He was born in Guangdong and spoke both Cantonese and Mandarin but he later moved back to his ancestral province of Shandong. He received higher education in the United States at Columbia University. Upon returning to China, he founded Tsinghua University for the purpose of preparing students (in English and science and math) to study in America, while he was in charge of sending students to study in America. He also served as president of the university in 1911.

As the governor of Shandong Province, he supported Yuan Shikai to reverse China from a (people-governing) republic to an empire (monarch) because he believed that the Chinese people, with 98% illiteracy, were not ready to govern themselves. They could only be manipulated by politicians and bring instability and chaos to the country. He later held the following positions: President of Bank of China, Minister of Communication, Minister of Military, Minister of Finance, Minister of Agriculture and Commerce, and the Inspector General of Salt.

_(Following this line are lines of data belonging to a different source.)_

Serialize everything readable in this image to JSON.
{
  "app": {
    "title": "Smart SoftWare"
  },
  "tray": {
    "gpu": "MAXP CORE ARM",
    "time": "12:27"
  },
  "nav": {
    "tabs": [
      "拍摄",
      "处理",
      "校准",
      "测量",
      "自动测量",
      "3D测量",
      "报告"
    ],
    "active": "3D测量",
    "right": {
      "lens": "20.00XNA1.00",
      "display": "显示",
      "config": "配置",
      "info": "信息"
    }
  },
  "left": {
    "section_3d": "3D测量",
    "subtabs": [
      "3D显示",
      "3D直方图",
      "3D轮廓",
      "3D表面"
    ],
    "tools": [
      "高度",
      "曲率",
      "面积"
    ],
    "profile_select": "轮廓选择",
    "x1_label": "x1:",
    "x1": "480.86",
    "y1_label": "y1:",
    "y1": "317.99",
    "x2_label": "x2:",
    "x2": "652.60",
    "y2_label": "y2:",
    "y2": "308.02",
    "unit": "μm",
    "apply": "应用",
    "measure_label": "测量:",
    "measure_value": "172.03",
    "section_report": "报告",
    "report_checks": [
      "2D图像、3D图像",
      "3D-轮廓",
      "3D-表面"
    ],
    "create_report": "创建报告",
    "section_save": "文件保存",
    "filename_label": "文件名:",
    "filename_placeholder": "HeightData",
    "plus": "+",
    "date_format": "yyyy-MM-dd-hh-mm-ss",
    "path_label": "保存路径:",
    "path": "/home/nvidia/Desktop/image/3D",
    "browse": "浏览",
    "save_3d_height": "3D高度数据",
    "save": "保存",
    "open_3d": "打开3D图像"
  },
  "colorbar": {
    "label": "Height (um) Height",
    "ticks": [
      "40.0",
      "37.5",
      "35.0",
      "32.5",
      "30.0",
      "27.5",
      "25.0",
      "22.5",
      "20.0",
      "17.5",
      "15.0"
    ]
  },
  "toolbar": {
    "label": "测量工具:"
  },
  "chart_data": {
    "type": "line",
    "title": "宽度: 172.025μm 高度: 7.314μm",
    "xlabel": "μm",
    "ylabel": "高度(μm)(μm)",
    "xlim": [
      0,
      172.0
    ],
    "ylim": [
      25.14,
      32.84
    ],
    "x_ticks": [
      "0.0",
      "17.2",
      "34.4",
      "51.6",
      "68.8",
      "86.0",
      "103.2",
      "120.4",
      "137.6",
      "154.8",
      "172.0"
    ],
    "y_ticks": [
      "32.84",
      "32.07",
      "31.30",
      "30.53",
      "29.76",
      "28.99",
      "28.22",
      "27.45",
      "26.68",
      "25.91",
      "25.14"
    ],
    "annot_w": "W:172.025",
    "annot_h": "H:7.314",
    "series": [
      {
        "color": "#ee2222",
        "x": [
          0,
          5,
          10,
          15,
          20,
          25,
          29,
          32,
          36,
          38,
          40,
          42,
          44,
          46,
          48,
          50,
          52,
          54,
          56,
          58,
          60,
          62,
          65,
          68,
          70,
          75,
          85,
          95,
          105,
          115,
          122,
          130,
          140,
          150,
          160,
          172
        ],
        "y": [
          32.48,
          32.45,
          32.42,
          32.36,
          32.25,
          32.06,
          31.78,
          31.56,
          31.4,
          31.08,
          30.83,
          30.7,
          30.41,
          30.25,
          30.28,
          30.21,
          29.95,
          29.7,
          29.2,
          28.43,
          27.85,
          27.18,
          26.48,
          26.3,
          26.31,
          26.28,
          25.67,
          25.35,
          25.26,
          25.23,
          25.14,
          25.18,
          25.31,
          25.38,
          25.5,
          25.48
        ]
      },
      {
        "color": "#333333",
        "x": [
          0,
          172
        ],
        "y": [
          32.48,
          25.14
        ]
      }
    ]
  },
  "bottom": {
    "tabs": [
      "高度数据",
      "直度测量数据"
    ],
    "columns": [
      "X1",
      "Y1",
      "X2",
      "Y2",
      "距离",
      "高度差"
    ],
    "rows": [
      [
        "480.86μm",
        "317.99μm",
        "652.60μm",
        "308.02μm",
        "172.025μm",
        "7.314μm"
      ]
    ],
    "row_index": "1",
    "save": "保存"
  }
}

He helped leak information about Twenty-One Demands of the Empire of Japan to the media. Zhou may have invited Columbia University political scientist Frank Johnson Goodnow to justify monarchism for China.

During Yuan's monarchic attempt, he was sent to Japan as a special envoy. The Japanese government under Okuma Shigenobu rejected him and he returned to tell Yuan that his government lost foreign support. In 1916, Zhou fled to Japan after President Li Yuanhong ordered the arrest of Yuan's eight top monarchists. He returned to China after the charges were dropped in February 1918.

1915 He initiated a National Day for Planting Trees, which is carried on until this day in Taiwan (they only changed the day he designated from Qingming to the date of death of Dr. Sun Yat-Sen, March 12); 1916 He was wanted as the "traitor of the Republic" for supporting Yuan Shikai's monarchy and took asylum in Japan; 1918 He was pardoned by President Feng Guozhang 1920 He was appointed as the Minister of Finance

As Xu Shichang's finance minister, he lost in a power struggle against Premier Jin Yunpeng in 1921 and was compelled to resign. Seeking revenge, he convinced Zhang Zuolin to replace Jin with Liang Shiyi, the head of the civilian Communications Clique. He later served as acting premier and acting president briefly in 1922 after Xu resigned. His presidency, the shortest in Chinese history, was interim as the Zhili clique tried to woo Li Yuanhong back into office. Complaining of Zhili interference, he left for the US to study film-making and returned to China to start a studio. He died the following year.

His surviving wife was beheaded by Red Guards at her Beijing home during the Cultural Revolution. Her fourth daughter was forced to witness the scene and lost her mind.

Political offices
Preceded by
Xu Shichang
President of the Republic of China
1922
Succeeded by
Li Yuanhong
Preceded by
Yan Huiqing
Premier of the Republic of China
1922
Succeeded by
Yan Huiqing